Saved data entries:

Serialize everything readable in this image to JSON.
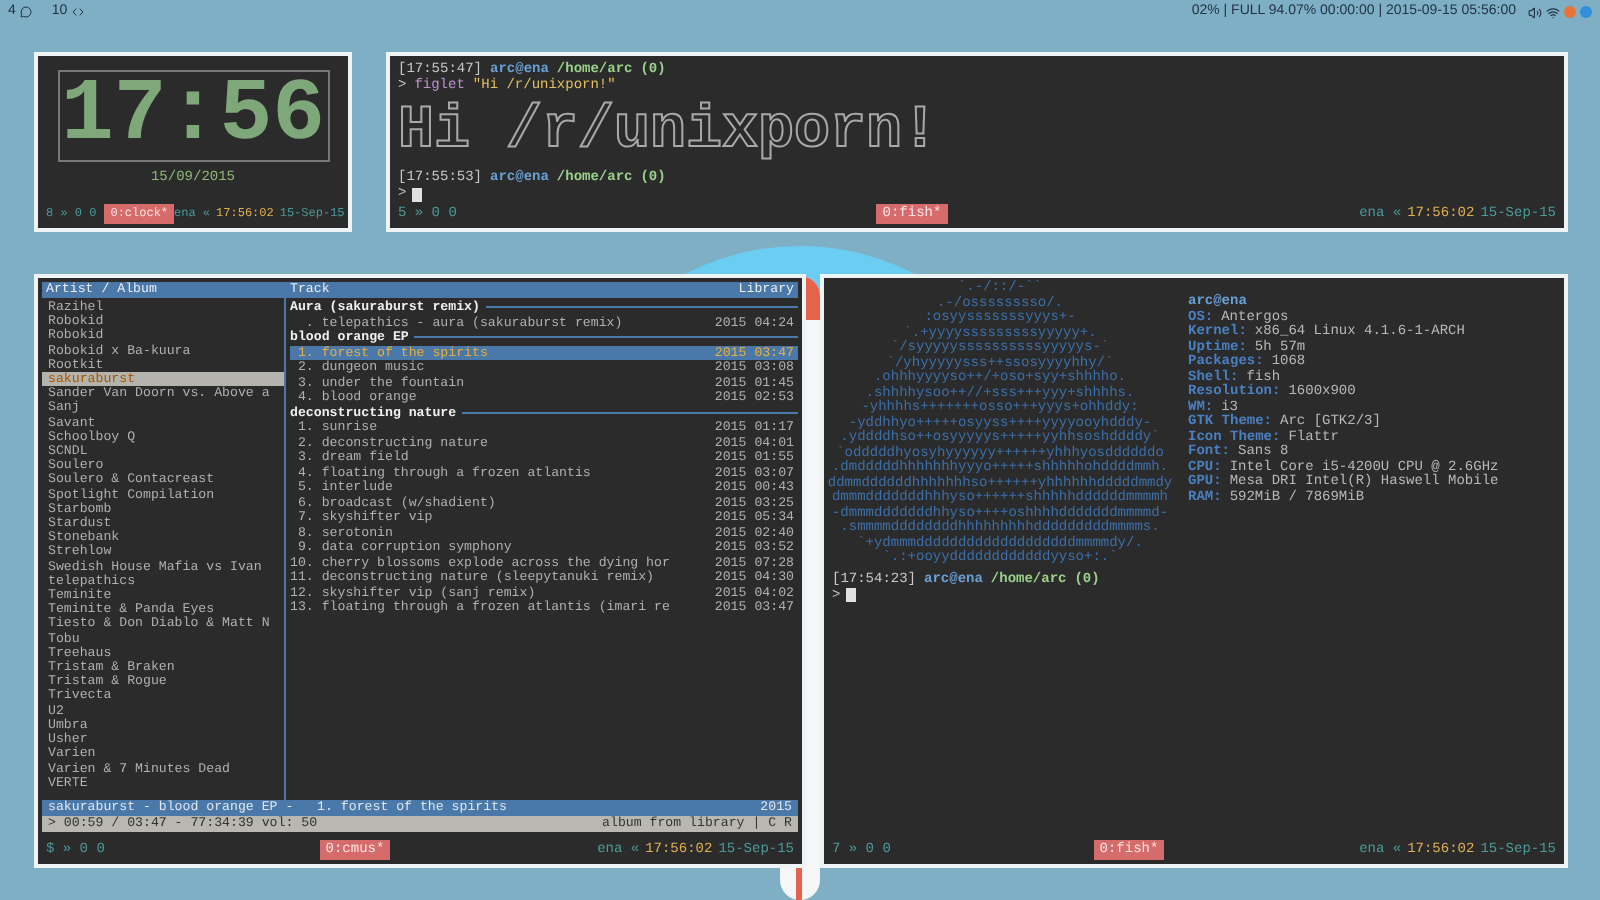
{
  "top_bar": {
    "workspaces": [
      {
        "kind": "chat",
        "count": "4"
      },
      {
        "kind": "code",
        "count": "10"
      }
    ],
    "status": "02% | FULL 94.07% 00:00:00 | 2015-09-15 05:56:00"
  },
  "clock_window": {
    "time": "17:56",
    "date": "15/09/2015",
    "status_bar": {
      "left": "8 » 0 0",
      "window": "0:clock*",
      "host": "ena «",
      "time": "17:56:02",
      "date": "15-Sep-15"
    }
  },
  "terminal_window": {
    "lines": [
      {
        "kind": "prompt",
        "time": "[17:55:47]",
        "user": "arc@ena",
        "path": "/home/arc",
        "status": "(0)"
      },
      {
        "kind": "command",
        "prompt_char": ">",
        "command": "figlet",
        "argument": "\"Hi /r/unixporn!\""
      },
      {
        "kind": "figlet",
        "text": "Hi /r/unixporn!"
      },
      {
        "kind": "prompt",
        "time": "[17:55:53]",
        "user": "arc@ena",
        "path": "/home/arc",
        "status": "(0)"
      },
      {
        "kind": "input",
        "prompt_char": ">"
      }
    ],
    "status_bar": {
      "left": "5 » 0 0",
      "window": "0:fish*",
      "host": "ena «",
      "time": "17:56:02",
      "date": "15-Sep-15"
    }
  },
  "cmus_window": {
    "columns": [
      "Artist / Album",
      "Track",
      "Library"
    ],
    "artists": [
      {
        "name": "Razihel",
        "selected": false
      },
      {
        "name": "Robokid",
        "selected": false
      },
      {
        "name": "Robokid",
        "selected": false
      },
      {
        "name": "Robokid x Ba-kuura",
        "selected": false
      },
      {
        "name": "Rootkit",
        "selected": false
      },
      {
        "name": "sakuraburst",
        "selected": true
      },
      {
        "name": "Sander Van Doorn vs. Above a",
        "selected": false
      },
      {
        "name": "Sanj",
        "selected": false
      },
      {
        "name": "Savant",
        "selected": false
      },
      {
        "name": "Schoolboy Q",
        "selected": false
      },
      {
        "name": "SCNDL",
        "selected": false
      },
      {
        "name": "Soulero",
        "selected": false
      },
      {
        "name": "Soulero & Contacreast",
        "selected": false
      },
      {
        "name": "Spotlight Compilation",
        "selected": false
      },
      {
        "name": "Starbomb",
        "selected": false
      },
      {
        "name": "Stardust",
        "selected": false
      },
      {
        "name": "Stonebank",
        "selected": false
      },
      {
        "name": "Strehlow",
        "selected": false
      },
      {
        "name": "Swedish House Mafia vs Ivan",
        "selected": false
      },
      {
        "name": "telepathics",
        "selected": false
      },
      {
        "name": "Teminite",
        "selected": false
      },
      {
        "name": "Teminite & Panda Eyes",
        "selected": false
      },
      {
        "name": "Tiesto & Don Diablo & Matt N",
        "selected": false
      },
      {
        "name": "Tobu",
        "selected": false
      },
      {
        "name": "Treehaus",
        "selected": false
      },
      {
        "name": "Tristam & Braken",
        "selected": false
      },
      {
        "name": "Tristam & Rogue",
        "selected": false
      },
      {
        "name": "Trivecta",
        "selected": false
      },
      {
        "name": "U2",
        "selected": false
      },
      {
        "name": "Umbra",
        "selected": false
      },
      {
        "name": "Usher",
        "selected": false
      },
      {
        "name": "Varien",
        "selected": false
      },
      {
        "name": "Varien & 7 Minutes Dead",
        "selected": false
      },
      {
        "name": "VERTE",
        "selected": false
      }
    ],
    "albums": [
      {
        "title": "Aura (sakuraburst remix)",
        "tracks": [
          {
            "title": "  . telepathics - aura (sakuraburst remix)",
            "year": "2015",
            "duration": "04:24",
            "selected": false
          }
        ]
      },
      {
        "title": "blood orange EP",
        "tracks": [
          {
            "title": " 1. forest of the spirits",
            "year": "2015",
            "duration": "03:47",
            "selected": true
          },
          {
            "title": " 2. dungeon music",
            "year": "2015",
            "duration": "03:08",
            "selected": false
          },
          {
            "title": " 3. under the fountain",
            "year": "2015",
            "duration": "01:45",
            "selected": false
          },
          {
            "title": " 4. blood orange",
            "year": "2015",
            "duration": "02:53",
            "selected": false
          }
        ]
      },
      {
        "title": "deconstructing nature",
        "tracks": [
          {
            "title": " 1. sunrise",
            "year": "2015",
            "duration": "01:17",
            "selected": false
          },
          {
            "title": " 2. deconstructing nature",
            "year": "2015",
            "duration": "04:01",
            "selected": false
          },
          {
            "title": " 3. dream field",
            "year": "2015",
            "duration": "01:55",
            "selected": false
          },
          {
            "title": " 4. floating through a frozen atlantis",
            "year": "2015",
            "duration": "03:07",
            "selected": false
          },
          {
            "title": " 5. interlude",
            "year": "2015",
            "duration": "00:43",
            "selected": false
          },
          {
            "title": " 6. broadcast (w/shadient)",
            "year": "2015",
            "duration": "03:25",
            "selected": false
          },
          {
            "title": " 7. skyshifter vip",
            "year": "2015",
            "duration": "05:34",
            "selected": false
          },
          {
            "title": " 8. serotonin",
            "year": "2015",
            "duration": "02:40",
            "selected": false
          },
          {
            "title": " 9. data corruption symphony",
            "year": "2015",
            "duration": "03:52",
            "selected": false
          },
          {
            "title": "10. cherry blossoms explode across the dying hor",
            "year": "2015",
            "duration": "07:28",
            "selected": false
          },
          {
            "title": "11. deconstructing nature (sleepytanuki remix)",
            "year": "2015",
            "duration": "04:30",
            "selected": false
          },
          {
            "title": "12. skyshifter vip (sanj remix)",
            "year": "2015",
            "duration": "04:02",
            "selected": false
          },
          {
            "title": "13. floating through a frozen atlantis (imari re",
            "year": "2015",
            "duration": "03:47",
            "selected": false
          }
        ]
      }
    ],
    "now_playing": {
      "text": "sakuraburst - blood orange EP -   1. forest of the spirits",
      "year": "2015"
    },
    "player_status": {
      "position": "> 00:59 / 03:47 - 77:34:39 vol: 50",
      "mode": "album from library | C R"
    },
    "status_bar": {
      "left": "$ » 0 0",
      "window": "0:cmus*",
      "host": "ena «",
      "time": "17:56:02",
      "date": "15-Sep-15"
    }
  },
  "neofetch_window": {
    "logo_lines": [
      "`.-/::/-``",
      ".-/osssssssso/.",
      ":osyysssssssyyys+-",
      "`.+yyyysssssssssyyyyy+.",
      "`/syyyyyssssssssssyyyyys-`",
      "`/yhyyyyysss++ssosyyyyhhy/`",
      ".ohhhyyyyso++/+oso+syy+shhhho.",
      ".shhhhysoo++//+sss+++yyy+shhhhs.",
      "-yhhhhs+++++++osso+++yyys+ohhddy:",
      "-yddhhyo+++++osyyss++++yyyyooyhdddy-",
      ".yddddhso++osyyyyys+++++yyhhsoshddddy`",
      "`odddddhyosyhyyyyyy++++++yhhhyosddddddo",
      ".dmdddddhhhhhhhyyyo+++++shhhhhohddddmmh.",
      "ddmmddddddhhhhhhhso++++++yhhhhhhdddddmmdy",
      "dmmmdddddddhhhyso++++++shhhhhddddddmmmmh",
      "-dmmmdddddddhhyso++++oshhhhdddddddmmmmd-",
      ".smmmmddddddddhhhhhhhhhdddddddddmmmms.",
      "`+ydmmmdddddddddddddddddddmmmmdy/.",
      "`.:+ooyyddddddddddddyyso+:.`"
    ],
    "info": [
      {
        "kind": "title",
        "text": "arc@ena"
      },
      {
        "kind": "field",
        "key": "OS:",
        "value": "Antergos"
      },
      {
        "kind": "field",
        "key": "Kernel:",
        "value": "x86_64 Linux 4.1.6-1-ARCH"
      },
      {
        "kind": "field",
        "key": "Uptime:",
        "value": "5h 57m"
      },
      {
        "kind": "field",
        "key": "Packages:",
        "value": "1068"
      },
      {
        "kind": "field",
        "key": "Shell:",
        "value": "fish"
      },
      {
        "kind": "field",
        "key": "Resolution:",
        "value": "1600x900"
      },
      {
        "kind": "field",
        "key": "WM:",
        "value": "i3"
      },
      {
        "kind": "field",
        "key": "GTK Theme:",
        "value": "Arc [GTK2/3]"
      },
      {
        "kind": "field",
        "key": "Icon Theme:",
        "value": "Flattr"
      },
      {
        "kind": "field",
        "key": "Font:",
        "value": "Sans 8"
      },
      {
        "kind": "field",
        "key": "CPU:",
        "value": "Intel Core i5-4200U CPU @ 2.6GHz"
      },
      {
        "kind": "field",
        "key": "GPU:",
        "value": "Mesa DRI Intel(R) Haswell Mobile"
      },
      {
        "kind": "field",
        "key": "RAM:",
        "value": "592MiB / 7869MiB"
      }
    ],
    "lines": [
      {
        "kind": "prompt",
        "time": "[17:54:23]",
        "user": "arc@ena",
        "path": "/home/arc",
        "status": "(0)"
      },
      {
        "kind": "input",
        "prompt_char": ">"
      }
    ],
    "status_bar": {
      "left": "7 » 0 0",
      "window": "0:fish*",
      "host": "ena «",
      "time": "17:56:02",
      "date": "15-Sep-15"
    }
  }
}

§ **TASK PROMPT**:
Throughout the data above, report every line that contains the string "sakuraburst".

§ **EXERCISE SOLUTION**:
        "name": "sakuraburst",
        "title": "Aura (sakuraburst remix)",
            "title": "  . telepathics - aura (sakuraburst remix)",
      "text": "sakuraburst - blood orange EP -   1. forest of the spirits",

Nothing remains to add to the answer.